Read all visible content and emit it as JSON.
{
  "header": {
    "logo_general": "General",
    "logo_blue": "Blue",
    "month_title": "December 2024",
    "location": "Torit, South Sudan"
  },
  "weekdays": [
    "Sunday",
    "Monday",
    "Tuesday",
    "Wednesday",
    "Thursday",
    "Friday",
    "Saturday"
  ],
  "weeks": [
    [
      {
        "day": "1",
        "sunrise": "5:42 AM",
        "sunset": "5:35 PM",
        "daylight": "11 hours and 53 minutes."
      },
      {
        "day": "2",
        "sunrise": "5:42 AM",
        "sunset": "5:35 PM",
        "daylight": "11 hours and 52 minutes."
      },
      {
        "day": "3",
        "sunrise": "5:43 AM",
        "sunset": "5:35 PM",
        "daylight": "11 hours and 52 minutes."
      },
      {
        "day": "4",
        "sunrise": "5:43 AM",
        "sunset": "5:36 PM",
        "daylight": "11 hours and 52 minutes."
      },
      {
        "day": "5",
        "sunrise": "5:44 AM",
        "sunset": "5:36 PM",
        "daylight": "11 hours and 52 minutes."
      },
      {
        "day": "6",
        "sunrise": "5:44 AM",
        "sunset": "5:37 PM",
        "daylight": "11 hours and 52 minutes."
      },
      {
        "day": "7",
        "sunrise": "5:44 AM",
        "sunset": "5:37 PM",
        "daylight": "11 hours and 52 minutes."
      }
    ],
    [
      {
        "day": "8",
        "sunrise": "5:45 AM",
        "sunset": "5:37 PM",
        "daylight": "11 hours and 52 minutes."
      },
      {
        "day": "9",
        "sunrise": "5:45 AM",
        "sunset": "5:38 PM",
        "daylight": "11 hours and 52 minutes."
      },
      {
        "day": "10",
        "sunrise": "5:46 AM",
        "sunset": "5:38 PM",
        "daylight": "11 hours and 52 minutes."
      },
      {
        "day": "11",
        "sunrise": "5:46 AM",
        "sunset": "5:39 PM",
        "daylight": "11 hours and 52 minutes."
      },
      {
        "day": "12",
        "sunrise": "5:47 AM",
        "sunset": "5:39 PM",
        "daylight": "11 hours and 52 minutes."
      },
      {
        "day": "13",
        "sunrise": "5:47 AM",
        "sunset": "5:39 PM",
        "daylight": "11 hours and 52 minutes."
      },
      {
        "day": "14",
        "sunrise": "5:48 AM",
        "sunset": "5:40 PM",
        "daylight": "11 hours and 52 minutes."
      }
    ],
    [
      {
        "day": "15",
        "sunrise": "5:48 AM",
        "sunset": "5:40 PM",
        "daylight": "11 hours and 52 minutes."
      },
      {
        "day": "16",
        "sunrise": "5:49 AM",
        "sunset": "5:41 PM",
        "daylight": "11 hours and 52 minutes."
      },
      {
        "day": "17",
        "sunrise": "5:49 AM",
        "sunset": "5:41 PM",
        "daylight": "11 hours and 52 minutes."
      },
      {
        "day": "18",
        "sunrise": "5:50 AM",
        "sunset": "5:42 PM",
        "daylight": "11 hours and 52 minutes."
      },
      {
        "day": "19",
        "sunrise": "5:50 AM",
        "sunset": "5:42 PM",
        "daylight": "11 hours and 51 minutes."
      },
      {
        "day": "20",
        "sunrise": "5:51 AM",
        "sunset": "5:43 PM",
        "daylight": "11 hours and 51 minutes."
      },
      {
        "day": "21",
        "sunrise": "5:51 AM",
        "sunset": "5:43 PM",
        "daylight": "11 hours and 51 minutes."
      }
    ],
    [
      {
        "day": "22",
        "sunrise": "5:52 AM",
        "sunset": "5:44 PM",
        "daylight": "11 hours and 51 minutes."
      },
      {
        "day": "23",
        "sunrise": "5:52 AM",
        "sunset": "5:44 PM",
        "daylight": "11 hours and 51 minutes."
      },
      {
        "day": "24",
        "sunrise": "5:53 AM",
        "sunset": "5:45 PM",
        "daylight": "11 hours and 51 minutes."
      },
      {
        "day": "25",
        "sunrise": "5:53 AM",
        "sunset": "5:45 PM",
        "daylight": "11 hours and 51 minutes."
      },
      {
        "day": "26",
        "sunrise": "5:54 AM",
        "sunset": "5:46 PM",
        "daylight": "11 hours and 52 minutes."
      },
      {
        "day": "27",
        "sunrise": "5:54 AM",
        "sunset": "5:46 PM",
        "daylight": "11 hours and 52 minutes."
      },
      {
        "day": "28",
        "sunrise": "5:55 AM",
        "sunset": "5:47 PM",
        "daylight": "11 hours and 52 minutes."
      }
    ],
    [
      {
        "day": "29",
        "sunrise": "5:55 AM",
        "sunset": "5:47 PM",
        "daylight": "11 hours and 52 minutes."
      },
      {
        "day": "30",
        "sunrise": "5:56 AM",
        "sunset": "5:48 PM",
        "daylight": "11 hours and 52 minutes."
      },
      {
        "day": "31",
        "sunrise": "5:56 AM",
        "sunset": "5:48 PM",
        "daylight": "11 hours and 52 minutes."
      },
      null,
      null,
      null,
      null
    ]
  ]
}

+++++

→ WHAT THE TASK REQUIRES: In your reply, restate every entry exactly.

→ TASK ANSWER:
Read all visible content and emit it as JSON.
{
  "header": {
    "logo_general": "General",
    "logo_blue": "Blue",
    "month_title": "December 2024",
    "location": "Torit, South Sudan"
  },
  "weekdays": [
    "Sunday",
    "Monday",
    "Tuesday",
    "Wednesday",
    "Thursday",
    "Friday",
    "Saturday"
  ],
  "weeks": [
    [
      {
        "day": "1",
        "sunrise": "5:42 AM",
        "sunset": "5:35 PM",
        "daylight": "11 hours and 53 minutes."
      },
      {
        "day": "2",
        "sunrise": "5:42 AM",
        "sunset": "5:35 PM",
        "daylight": "11 hours and 52 minutes."
      },
      {
        "day": "3",
        "sunrise": "5:43 AM",
        "sunset": "5:35 PM",
        "daylight": "11 hours and 52 minutes."
      },
      {
        "day": "4",
        "sunrise": "5:43 AM",
        "sunset": "5:36 PM",
        "daylight": "11 hours and 52 minutes."
      },
      {
        "day": "5",
        "sunrise": "5:44 AM",
        "sunset": "5:36 PM",
        "daylight": "11 hours and 52 minutes."
      },
      {
        "day": "6",
        "sunrise": "5:44 AM",
        "sunset": "5:37 PM",
        "daylight": "11 hours and 52 minutes."
      },
      {
        "day": "7",
        "sunrise": "5:44 AM",
        "sunset": "5:37 PM",
        "daylight": "11 hours and 52 minutes."
      }
    ],
    [
      {
        "day": "8",
        "sunrise": "5:45 AM",
        "sunset": "5:37 PM",
        "daylight": "11 hours and 52 minutes."
      },
      {
        "day": "9",
        "sunrise": "5:45 AM",
        "sunset": "5:38 PM",
        "daylight": "11 hours and 52 minutes."
      },
      {
        "day": "10",
        "sunrise": "5:46 AM",
        "sunset": "5:38 PM",
        "daylight": "11 hours and 52 minutes."
      },
      {
        "day": "11",
        "sunrise": "5:46 AM",
        "sunset": "5:39 PM",
        "daylight": "11 hours and 52 minutes."
      },
      {
        "day": "12",
        "sunrise": "5:47 AM",
        "sunset": "5:39 PM",
        "daylight": "11 hours and 52 minutes."
      },
      {
        "day": "13",
        "sunrise": "5:47 AM",
        "sunset": "5:39 PM",
        "daylight": "11 hours and 52 minutes."
      },
      {
        "day": "14",
        "sunrise": "5:48 AM",
        "sunset": "5:40 PM",
        "daylight": "11 hours and 52 minutes."
      }
    ],
    [
      {
        "day": "15",
        "sunrise": "5:48 AM",
        "sunset": "5:40 PM",
        "daylight": "11 hours and 52 minutes."
      },
      {
        "day": "16",
        "sunrise": "5:49 AM",
        "sunset": "5:41 PM",
        "daylight": "11 hours and 52 minutes."
      },
      {
        "day": "17",
        "sunrise": "5:49 AM",
        "sunset": "5:41 PM",
        "daylight": "11 hours and 52 minutes."
      },
      {
        "day": "18",
        "sunrise": "5:50 AM",
        "sunset": "5:42 PM",
        "daylight": "11 hours and 52 minutes."
      },
      {
        "day": "19",
        "sunrise": "5:50 AM",
        "sunset": "5:42 PM",
        "daylight": "11 hours and 51 minutes."
      },
      {
        "day": "20",
        "sunrise": "5:51 AM",
        "sunset": "5:43 PM",
        "daylight": "11 hours and 51 minutes."
      },
      {
        "day": "21",
        "sunrise": "5:51 AM",
        "sunset": "5:43 PM",
        "daylight": "11 hours and 51 minutes."
      }
    ],
    [
      {
        "day": "22",
        "sunrise": "5:52 AM",
        "sunset": "5:44 PM",
        "daylight": "11 hours and 51 minutes."
      },
      {
        "day": "23",
        "sunrise": "5:52 AM",
        "sunset": "5:44 PM",
        "daylight": "11 hours and 51 minutes."
      },
      {
        "day": "24",
        "sunrise": "5:53 AM",
        "sunset": "5:45 PM",
        "daylight": "11 hours and 51 minutes."
      },
      {
        "day": "25",
        "sunrise": "5:53 AM",
        "sunset": "5:45 PM",
        "daylight": "11 hours and 51 minutes."
      },
      {
        "day": "26",
        "sunrise": "5:54 AM",
        "sunset": "5:46 PM",
        "daylight": "11 hours and 52 minutes."
      },
      {
        "day": "27",
        "sunrise": "5:54 AM",
        "sunset": "5:46 PM",
        "daylight": "11 hours and 52 minutes."
      },
      {
        "day": "28",
        "sunrise": "5:55 AM",
        "sunset": "5:47 PM",
        "daylight": "11 hours and 52 minutes."
      }
    ],
    [
      {
        "day": "29",
        "sunrise": "5:55 AM",
        "sunset": "5:47 PM",
        "daylight": "11 hours and 52 minutes."
      },
      {
        "day": "30",
        "sunrise": "5:56 AM",
        "sunset": "5:48 PM",
        "daylight": "11 hours and 52 minutes."
      },
      {
        "day": "31",
        "sunrise": "5:56 AM",
        "sunset": "5:48 PM",
        "daylight": "11 hours and 52 minutes."
      },
      null,
      null,
      null,
      null
    ]
  ]
}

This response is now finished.